Although translated fiction from Thai writers remains almost completely unavailable in this country, this debut collection of short stories (Some of which appeared in publications like Granta and Zoetrope) from a young Thai-American writer offers at least a partial insiders view of a country best known as a tourist destination. The cultural collision between rich Western countries and developing countries is a recurring theme in literature from the non-Western world, and all too often the indignation and anger this arouses overpowers the storytelling. Here, however, Lapcharoensap manages the tricky task of balancing the characters and stories with his need to critique the effects of globalization. And in doing so, he always manages to bring modern Thailand to life, making it an integral part of each story, rather than an exotic backdrop.
The opening story, "Farangs" (Foreigners), sets the tone of the relationship between West and impoverished East, as a teenage Amerasian narrates the simple story of meeting an American girl on holiday. He has fond memories of his long-gone American G.I. father, who gave him a pet pig named Clint Eastwood before leaving. The girl represents the unattainable world his father inhabits, and while he can taste it, the ending shows he will never be a part of it. There's a very nice moment in the story that captures its essence, when the very literate boy recounts his offer to correct a misspelled sign for an elephant hire service, only to be told to leave it alone, as the foreigners find such mistakes charming. In another, more pointed anecdote, he recounts how he used to climb coconut trees for small change from tourists, making monkey noises.
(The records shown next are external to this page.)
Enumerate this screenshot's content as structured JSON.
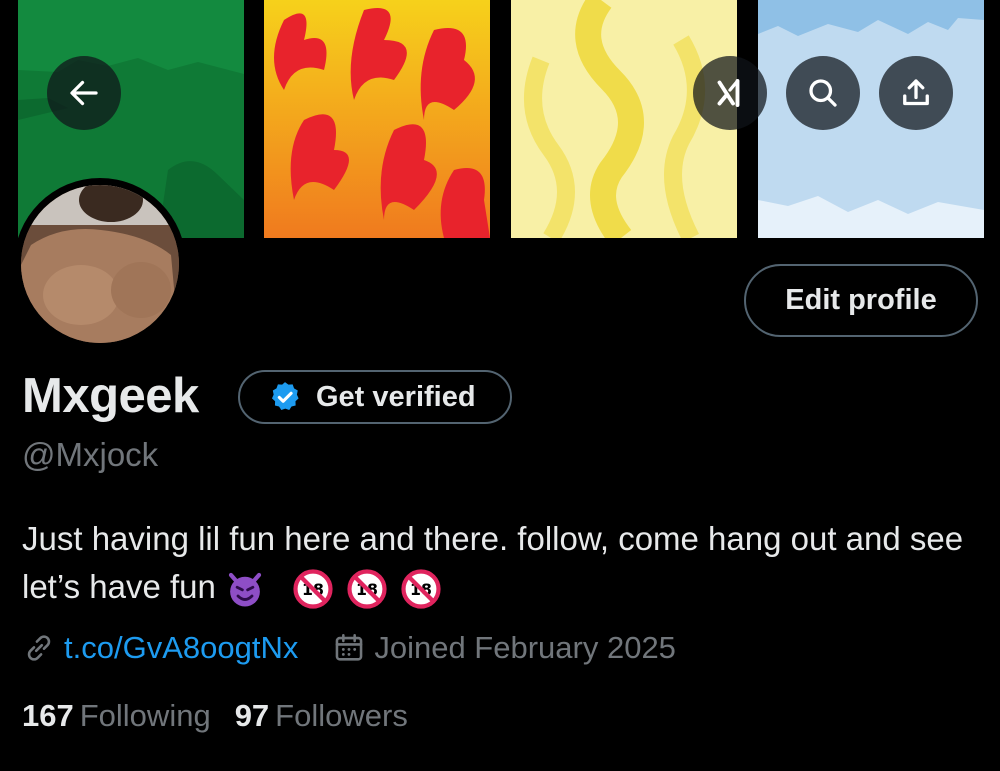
{
  "profile": {
    "display_name": "Mxgeek",
    "handle": "@Mxjock",
    "bio_text": "Just having lil fun here and there. follow, come hang out and see let’s have fun",
    "bio_emojis": [
      "smiling-imp-emoji",
      "no-one-under-18-emoji",
      "no-one-under-18-emoji",
      "no-one-under-18-emoji"
    ],
    "link": "t.co/GvA8oogtNx",
    "joined": "Joined February 2025"
  },
  "actions": {
    "edit_profile_label": "Edit profile",
    "get_verified_label": "Get verified"
  },
  "stats": {
    "following_count": "167",
    "following_label": "Following",
    "followers_count": "97",
    "followers_label": "Followers"
  },
  "banner": {
    "icons": [
      "back-arrow-icon",
      "grok-icon",
      "search-icon",
      "share-icon"
    ]
  },
  "colors": {
    "background": "#000000",
    "text_primary": "#e7e9ea",
    "text_secondary": "#71767b",
    "link": "#1d9bf0",
    "verified_badge": "#1d9bf0",
    "border": "#536471"
  }
}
In "At the Café Lovely", the narrator is another fatherless adolescent boy. Here, instead of searching for love in the eyes of American girls, he looks up to his teenage brother. In the most overt metaphor in the book, their father died when a crate of cheap toys destined for America fell and crushed him. In case the reader misses the point, it's reinforced later when the kid gets taken to a newly opened and very expensive McDonalds by his brother. Dressed in their best clothes for this visit to the temple of Western taste, the outing turns into a debacle when the young boy can't stomach his first hamburger and vomits. Most of the story is about the love between the two brothers, and it ends up on a hauntingly poetic note, as they speed home from a bar/brothel on a motor scooter with the younger brother driving for the first time.
"Draft Day" is a pretty short and straightforward expose of the national service lottery every teenage Thai male must take part in. Two friends of different backgrounds go forth, one has had his draw "fixed", the other hasn't. Even with a limited story to tell, Lapcharoensap manages to create a vivid scene and strike a chord with the reader. "Priscilla the Cambodian" is also about class differences within Thailand, although here the split is between native Thais and Cambodian refugees. The story follows two young boys who live in an unfinished middle-class development adjacent to a tiny refugee shantytown. They become friends with a ferocious, goldtoothed tomboy refugee girl named after Priscilla Presley and learn that the refugees aren't awful people. The story ends on a rather dark note, as the local Thai men get all worked up and torch the shantytown.
"Sightseeing" is about the relationship between a young man about to go to college and his mother, who is suddenly going blind. They embark on a last vacation together, so she can finally see the "paradise" that all the foreigners come to visit. It's a fairly sentimental and poignant story, but didn't connect with me as much as others. "Don't Let Me Die Here" is another story about the parent/child relationship, but in this case the narrator is an infirm old American man who's been moved to Thailand to live with his son and his family, including a Thai wife and grandchildren. As the only story narrated by a complete outsider, it feels somewhat out of place and doesn't have the subtlety that the others stories exhibit. Still, the ending scene at a fairground bumper car ride leaves a vivid and uplifting image.
The final story, "Cockfighter", is novella-length, and the only piece narrated by a female. The girl's father is a villager who is engrossed in cockfighting and does reasonably well at it. However, when he beats the psychotic son of the local strongman, things take a turn for the worse. Soon, a Filipino cockfighting expert is brought in, and the father's pride leads the family to catastrophe. The increased length only serves to draw events out longer and doesn't add a great deal to the proceedings. As a whole, however, the collection is outstanding for the freshness of the characters, the humor throughout, and moments of unexpected emotional resonance. The stories capture the small struggles of daily life in Thailand without ever lapsing into despair and stress the importance of family. Deserves to be read by every tourist headed to Thailand and every fan of the short story.